Provided information: Begin

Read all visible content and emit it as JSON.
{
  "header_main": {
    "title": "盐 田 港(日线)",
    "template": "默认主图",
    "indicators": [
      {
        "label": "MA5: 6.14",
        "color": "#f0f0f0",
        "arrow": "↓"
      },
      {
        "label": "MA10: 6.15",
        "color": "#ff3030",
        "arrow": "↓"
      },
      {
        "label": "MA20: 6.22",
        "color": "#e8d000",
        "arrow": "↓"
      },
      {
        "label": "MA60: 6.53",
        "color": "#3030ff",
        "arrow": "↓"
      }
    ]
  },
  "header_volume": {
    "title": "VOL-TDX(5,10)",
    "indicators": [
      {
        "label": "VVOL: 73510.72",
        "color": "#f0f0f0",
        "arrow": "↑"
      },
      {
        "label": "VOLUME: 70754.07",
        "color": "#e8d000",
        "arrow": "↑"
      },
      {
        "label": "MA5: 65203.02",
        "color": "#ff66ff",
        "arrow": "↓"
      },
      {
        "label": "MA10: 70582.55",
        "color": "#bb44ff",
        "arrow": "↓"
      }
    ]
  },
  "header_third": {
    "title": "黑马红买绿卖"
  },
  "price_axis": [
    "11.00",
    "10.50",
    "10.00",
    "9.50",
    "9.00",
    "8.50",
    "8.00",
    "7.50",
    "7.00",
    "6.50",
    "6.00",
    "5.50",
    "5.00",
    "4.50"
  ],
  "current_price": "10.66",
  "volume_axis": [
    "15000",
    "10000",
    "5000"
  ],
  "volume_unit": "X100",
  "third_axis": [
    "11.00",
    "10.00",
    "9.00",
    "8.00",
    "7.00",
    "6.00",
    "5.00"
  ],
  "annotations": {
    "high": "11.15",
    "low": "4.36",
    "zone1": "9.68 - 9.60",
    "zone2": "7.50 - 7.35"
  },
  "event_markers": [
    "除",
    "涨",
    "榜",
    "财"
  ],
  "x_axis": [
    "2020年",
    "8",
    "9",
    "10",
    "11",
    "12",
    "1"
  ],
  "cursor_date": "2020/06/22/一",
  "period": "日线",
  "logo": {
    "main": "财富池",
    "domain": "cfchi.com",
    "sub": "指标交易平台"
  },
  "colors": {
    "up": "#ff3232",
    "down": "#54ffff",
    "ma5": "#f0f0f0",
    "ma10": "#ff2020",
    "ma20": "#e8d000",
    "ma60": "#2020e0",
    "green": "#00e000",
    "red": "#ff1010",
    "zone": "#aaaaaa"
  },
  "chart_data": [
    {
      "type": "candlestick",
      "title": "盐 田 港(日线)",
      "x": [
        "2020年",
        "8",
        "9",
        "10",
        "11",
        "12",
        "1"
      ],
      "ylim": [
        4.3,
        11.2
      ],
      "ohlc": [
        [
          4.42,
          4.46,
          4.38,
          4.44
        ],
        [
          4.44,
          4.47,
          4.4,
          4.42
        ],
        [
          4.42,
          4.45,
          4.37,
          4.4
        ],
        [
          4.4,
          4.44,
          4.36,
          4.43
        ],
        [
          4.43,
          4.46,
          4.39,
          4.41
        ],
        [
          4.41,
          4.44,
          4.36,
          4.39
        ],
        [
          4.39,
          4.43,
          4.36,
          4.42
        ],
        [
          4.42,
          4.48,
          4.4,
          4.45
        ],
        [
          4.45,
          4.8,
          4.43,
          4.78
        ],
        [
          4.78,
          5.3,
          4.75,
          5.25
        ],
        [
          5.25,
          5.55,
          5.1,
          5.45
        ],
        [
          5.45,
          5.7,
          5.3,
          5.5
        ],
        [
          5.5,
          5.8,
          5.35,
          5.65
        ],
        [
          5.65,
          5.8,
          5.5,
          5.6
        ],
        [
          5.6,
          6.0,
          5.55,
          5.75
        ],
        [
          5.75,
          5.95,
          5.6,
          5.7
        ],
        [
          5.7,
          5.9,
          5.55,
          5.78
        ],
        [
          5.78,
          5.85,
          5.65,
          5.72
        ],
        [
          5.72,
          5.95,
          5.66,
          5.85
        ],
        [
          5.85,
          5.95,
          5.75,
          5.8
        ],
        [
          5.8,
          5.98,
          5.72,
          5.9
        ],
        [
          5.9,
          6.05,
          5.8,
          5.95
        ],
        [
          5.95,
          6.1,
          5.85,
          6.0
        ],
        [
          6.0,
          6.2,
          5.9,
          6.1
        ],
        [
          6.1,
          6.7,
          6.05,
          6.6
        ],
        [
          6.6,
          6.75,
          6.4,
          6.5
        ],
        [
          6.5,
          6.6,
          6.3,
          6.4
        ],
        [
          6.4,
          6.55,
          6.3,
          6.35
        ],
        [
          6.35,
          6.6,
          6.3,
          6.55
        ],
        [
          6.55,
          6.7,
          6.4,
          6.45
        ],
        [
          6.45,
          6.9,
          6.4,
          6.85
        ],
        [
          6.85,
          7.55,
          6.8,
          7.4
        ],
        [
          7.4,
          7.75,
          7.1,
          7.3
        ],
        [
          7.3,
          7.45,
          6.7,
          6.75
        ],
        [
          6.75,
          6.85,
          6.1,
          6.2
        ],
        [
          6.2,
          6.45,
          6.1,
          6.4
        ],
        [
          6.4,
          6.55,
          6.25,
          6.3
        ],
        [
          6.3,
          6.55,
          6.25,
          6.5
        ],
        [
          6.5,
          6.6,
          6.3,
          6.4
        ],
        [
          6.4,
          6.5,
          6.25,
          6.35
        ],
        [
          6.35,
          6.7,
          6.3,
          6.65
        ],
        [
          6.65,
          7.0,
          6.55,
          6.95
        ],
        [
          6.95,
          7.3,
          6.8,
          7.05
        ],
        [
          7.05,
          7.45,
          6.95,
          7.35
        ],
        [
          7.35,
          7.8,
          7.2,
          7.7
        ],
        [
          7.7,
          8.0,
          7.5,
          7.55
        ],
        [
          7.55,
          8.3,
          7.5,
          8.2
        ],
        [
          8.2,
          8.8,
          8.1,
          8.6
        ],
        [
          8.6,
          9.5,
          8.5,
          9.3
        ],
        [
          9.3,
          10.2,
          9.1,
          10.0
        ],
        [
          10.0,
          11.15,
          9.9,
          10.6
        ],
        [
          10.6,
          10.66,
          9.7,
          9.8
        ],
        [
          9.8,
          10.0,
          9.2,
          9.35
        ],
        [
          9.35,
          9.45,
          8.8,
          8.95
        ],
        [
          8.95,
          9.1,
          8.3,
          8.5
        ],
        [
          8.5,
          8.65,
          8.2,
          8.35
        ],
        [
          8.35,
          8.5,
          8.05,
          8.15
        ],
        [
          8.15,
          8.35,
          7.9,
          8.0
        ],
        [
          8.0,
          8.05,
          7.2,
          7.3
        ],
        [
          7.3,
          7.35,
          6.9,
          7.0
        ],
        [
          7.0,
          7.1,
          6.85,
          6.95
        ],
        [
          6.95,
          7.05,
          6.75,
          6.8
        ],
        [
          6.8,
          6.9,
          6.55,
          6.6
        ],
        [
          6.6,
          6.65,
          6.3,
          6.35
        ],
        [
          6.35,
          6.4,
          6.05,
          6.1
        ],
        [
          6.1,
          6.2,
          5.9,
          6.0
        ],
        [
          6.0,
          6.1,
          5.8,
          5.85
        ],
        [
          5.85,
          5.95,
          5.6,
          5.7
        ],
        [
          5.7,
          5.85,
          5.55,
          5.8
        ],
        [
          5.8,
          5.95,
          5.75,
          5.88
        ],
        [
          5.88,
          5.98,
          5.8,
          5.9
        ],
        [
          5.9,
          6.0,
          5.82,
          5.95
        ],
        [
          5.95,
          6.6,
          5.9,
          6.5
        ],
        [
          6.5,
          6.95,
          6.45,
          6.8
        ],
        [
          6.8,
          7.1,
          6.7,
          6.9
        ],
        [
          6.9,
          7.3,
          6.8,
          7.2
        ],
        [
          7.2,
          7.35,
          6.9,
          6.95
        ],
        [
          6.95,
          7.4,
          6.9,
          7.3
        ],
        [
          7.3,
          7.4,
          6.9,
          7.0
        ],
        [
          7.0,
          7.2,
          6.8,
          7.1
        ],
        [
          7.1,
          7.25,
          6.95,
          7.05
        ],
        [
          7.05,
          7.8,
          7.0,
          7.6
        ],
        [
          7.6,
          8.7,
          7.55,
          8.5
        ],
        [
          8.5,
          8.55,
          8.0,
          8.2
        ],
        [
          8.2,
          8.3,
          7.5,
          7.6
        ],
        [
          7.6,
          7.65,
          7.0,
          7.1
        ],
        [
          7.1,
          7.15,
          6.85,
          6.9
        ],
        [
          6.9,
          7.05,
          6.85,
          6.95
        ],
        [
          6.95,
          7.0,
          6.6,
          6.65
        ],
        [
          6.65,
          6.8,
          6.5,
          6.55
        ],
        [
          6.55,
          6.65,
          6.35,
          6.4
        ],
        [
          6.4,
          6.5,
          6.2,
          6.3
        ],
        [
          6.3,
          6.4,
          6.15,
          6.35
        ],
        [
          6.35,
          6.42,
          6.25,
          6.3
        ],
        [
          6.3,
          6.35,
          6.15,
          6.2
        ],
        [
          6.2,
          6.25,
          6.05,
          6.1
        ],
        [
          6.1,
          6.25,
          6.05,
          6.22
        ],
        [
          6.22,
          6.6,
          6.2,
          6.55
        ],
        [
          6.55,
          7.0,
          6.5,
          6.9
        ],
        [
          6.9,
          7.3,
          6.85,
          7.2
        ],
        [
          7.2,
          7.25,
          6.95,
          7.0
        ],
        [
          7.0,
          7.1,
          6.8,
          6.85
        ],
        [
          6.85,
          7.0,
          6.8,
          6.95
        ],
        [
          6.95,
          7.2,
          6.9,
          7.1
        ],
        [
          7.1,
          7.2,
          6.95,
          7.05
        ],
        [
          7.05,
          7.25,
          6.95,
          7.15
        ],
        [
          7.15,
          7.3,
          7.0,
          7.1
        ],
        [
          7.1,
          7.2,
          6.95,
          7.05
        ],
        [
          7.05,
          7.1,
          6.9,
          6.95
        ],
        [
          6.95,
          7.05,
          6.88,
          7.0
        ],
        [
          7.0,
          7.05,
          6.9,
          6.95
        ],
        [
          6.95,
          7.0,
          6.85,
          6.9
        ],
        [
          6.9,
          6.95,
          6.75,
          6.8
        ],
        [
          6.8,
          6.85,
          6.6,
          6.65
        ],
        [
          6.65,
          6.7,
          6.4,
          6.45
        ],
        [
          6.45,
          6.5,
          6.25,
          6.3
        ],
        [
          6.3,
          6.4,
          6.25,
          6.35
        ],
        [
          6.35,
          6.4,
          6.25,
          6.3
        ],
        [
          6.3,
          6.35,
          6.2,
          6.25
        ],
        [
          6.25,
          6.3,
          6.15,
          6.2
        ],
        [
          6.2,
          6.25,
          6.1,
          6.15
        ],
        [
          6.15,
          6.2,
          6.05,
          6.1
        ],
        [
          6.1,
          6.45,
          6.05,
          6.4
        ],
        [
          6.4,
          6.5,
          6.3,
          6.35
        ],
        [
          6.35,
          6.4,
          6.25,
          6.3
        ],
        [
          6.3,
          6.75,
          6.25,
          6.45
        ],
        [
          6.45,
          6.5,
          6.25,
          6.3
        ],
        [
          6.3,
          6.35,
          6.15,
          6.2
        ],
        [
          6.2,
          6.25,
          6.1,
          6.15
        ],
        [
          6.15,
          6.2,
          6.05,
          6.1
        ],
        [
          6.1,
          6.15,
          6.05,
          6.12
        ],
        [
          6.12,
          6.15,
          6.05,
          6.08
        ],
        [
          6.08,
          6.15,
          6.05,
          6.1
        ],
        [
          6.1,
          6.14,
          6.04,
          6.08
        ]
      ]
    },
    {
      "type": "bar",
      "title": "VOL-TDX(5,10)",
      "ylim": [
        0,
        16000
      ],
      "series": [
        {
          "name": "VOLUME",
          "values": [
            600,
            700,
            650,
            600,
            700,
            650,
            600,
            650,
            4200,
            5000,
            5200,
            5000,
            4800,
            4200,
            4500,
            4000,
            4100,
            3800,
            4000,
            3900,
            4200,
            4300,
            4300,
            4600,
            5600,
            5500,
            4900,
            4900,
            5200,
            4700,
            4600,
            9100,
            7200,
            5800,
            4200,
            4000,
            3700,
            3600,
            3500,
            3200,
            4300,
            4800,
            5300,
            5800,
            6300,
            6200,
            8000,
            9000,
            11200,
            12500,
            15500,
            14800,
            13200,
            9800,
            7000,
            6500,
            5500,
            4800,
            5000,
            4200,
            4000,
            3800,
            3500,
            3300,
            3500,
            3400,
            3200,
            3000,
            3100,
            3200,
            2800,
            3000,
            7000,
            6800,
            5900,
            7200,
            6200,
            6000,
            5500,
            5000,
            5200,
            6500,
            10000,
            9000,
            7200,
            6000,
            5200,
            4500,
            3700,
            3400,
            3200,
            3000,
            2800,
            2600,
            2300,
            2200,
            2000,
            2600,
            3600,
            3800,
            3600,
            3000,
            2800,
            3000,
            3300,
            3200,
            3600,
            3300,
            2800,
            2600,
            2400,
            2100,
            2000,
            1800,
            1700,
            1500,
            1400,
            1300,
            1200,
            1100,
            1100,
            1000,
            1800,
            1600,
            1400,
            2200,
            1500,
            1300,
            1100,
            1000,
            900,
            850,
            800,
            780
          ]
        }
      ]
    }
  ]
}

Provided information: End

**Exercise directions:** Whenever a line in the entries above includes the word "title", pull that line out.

**Answer section:**
    "title": "盐 田 港(日线)",
    "title": "VOL-TDX(5,10)",
    "title": "黑马红买绿卖"
      "title": "盐 田 港(日线)",
      "title": "VOL-TDX(5,10)",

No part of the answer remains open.